DIRECTIONS: Retype each line below precisely.

INFORMATION SHOWN:
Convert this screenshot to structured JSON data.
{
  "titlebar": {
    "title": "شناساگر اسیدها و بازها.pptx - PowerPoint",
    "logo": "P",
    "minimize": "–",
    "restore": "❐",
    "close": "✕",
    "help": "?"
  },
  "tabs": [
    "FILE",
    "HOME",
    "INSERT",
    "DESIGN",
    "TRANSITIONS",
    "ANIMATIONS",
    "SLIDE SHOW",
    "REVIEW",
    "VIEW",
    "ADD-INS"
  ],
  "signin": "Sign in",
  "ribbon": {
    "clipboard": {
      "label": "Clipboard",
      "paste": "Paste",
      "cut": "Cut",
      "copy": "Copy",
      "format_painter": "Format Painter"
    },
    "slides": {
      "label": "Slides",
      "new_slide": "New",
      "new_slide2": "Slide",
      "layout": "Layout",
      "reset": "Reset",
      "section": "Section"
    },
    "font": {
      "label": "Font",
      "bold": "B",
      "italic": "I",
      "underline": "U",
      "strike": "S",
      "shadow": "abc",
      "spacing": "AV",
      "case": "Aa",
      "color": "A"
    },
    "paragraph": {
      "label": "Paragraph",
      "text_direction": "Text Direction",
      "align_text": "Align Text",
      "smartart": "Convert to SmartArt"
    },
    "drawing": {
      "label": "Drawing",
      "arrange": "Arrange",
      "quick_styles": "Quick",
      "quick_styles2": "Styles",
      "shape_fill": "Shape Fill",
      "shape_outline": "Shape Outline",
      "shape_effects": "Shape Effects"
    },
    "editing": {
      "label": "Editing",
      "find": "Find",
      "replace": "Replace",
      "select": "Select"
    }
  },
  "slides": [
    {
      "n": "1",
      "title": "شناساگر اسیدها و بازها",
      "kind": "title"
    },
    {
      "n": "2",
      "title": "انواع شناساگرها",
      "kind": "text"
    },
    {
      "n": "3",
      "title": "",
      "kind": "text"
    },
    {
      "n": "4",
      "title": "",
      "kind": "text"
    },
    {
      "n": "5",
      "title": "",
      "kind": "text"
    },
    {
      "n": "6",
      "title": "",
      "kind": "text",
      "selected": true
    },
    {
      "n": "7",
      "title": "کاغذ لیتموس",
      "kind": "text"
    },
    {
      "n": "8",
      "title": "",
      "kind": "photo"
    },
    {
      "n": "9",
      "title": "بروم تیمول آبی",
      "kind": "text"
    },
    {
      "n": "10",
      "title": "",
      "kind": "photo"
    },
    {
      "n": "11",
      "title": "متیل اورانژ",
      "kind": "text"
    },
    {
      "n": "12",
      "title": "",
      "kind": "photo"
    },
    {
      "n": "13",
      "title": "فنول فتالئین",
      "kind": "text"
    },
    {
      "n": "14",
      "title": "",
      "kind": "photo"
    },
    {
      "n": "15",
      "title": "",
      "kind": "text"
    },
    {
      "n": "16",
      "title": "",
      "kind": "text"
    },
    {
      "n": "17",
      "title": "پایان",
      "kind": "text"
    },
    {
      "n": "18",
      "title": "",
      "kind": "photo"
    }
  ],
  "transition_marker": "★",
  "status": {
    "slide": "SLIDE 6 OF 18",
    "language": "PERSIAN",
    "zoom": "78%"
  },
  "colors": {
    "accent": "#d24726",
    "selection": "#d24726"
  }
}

OUTPUT OF THE TASK:
Convert this screenshot to structured JSON data.
{
  "titlebar": {
    "title": "شناساگر اسیدها و بازها.pptx - PowerPoint",
    "logo": "P",
    "minimize": "–",
    "restore": "❐",
    "close": "✕",
    "help": "?"
  },
  "tabs": [
    "FILE",
    "HOME",
    "INSERT",
    "DESIGN",
    "TRANSITIONS",
    "ANIMATIONS",
    "SLIDE SHOW",
    "REVIEW",
    "VIEW",
    "ADD-INS"
  ],
  "signin": "Sign in",
  "ribbon": {
    "clipboard": {
      "label": "Clipboard",
      "paste": "Paste",
      "cut": "Cut",
      "copy": "Copy",
      "format_painter": "Format Painter"
    },
    "slides": {
      "label": "Slides",
      "new_slide": "New",
      "new_slide2": "Slide",
      "layout": "Layout",
      "reset": "Reset",
      "section": "Section"
    },
    "font": {
      "label": "Font",
      "bold": "B",
      "italic": "I",
      "underline": "U",
      "strike": "S",
      "shadow": "abc",
      "spacing": "AV",
      "case": "Aa",
      "color": "A"
    },
    "paragraph": {
      "label": "Paragraph",
      "text_direction": "Text Direction",
      "align_text": "Align Text",
      "smartart": "Convert to SmartArt"
    },
    "drawing": {
      "label": "Drawing",
      "arrange": "Arrange",
      "quick_styles": "Quick",
      "quick_styles2": "Styles",
      "shape_fill": "Shape Fill",
      "shape_outline": "Shape Outline",
      "shape_effects": "Shape Effects"
    },
    "editing": {
      "label": "Editing",
      "find": "Find",
      "replace": "Replace",
      "select": "Select"
    }
  },
  "slides": [
    {
      "n": "1",
      "title": "شناساگر اسیدها و بازها",
      "kind": "title"
    },
    {
      "n": "2",
      "title": "انواع شناساگرها",
      "kind": "text"
    },
    {
      "n": "3",
      "title": "",
      "kind": "text"
    },
    {
      "n": "4",
      "title": "",
      "kind": "text"
    },
    {
      "n": "5",
      "title": "",
      "kind": "text"
    },
    {
      "n": "6",
      "title": "",
      "kind": "text",
      "selected": true
    },
    {
      "n": "7",
      "title": "کاغذ لیتموس",
      "kind": "text"
    },
    {
      "n": "8",
      "title": "",
      "kind": "photo"
    },
    {
      "n": "9",
      "title": "بروم تیمول آبی",
      "kind": "text"
    },
    {
      "n": "10",
      "title": "",
      "kind": "photo"
    },
    {
      "n": "11",
      "title": "متیل اورانژ",
      "kind": "text"
    },
    {
      "n": "12",
      "title": "",
      "kind": "photo"
    },
    {
      "n": "13",
      "title": "فنول فتالئین",
      "kind": "text"
    },
    {
      "n": "14",
      "title": "",
      "kind": "photo"
    },
    {
      "n": "15",
      "title": "",
      "kind": "text"
    },
    {
      "n": "16",
      "title": "",
      "kind": "text"
    },
    {
      "n": "17",
      "title": "پایان",
      "kind": "text"
    },
    {
      "n": "18",
      "title": "",
      "kind": "photo"
    }
  ],
  "transition_marker": "★",
  "status": {
    "slide": "SLIDE 6 OF 18",
    "language": "PERSIAN",
    "zoom": "78%"
  },
  "colors": {
    "accent": "#d24726",
    "selection": "#d24726"
  }
}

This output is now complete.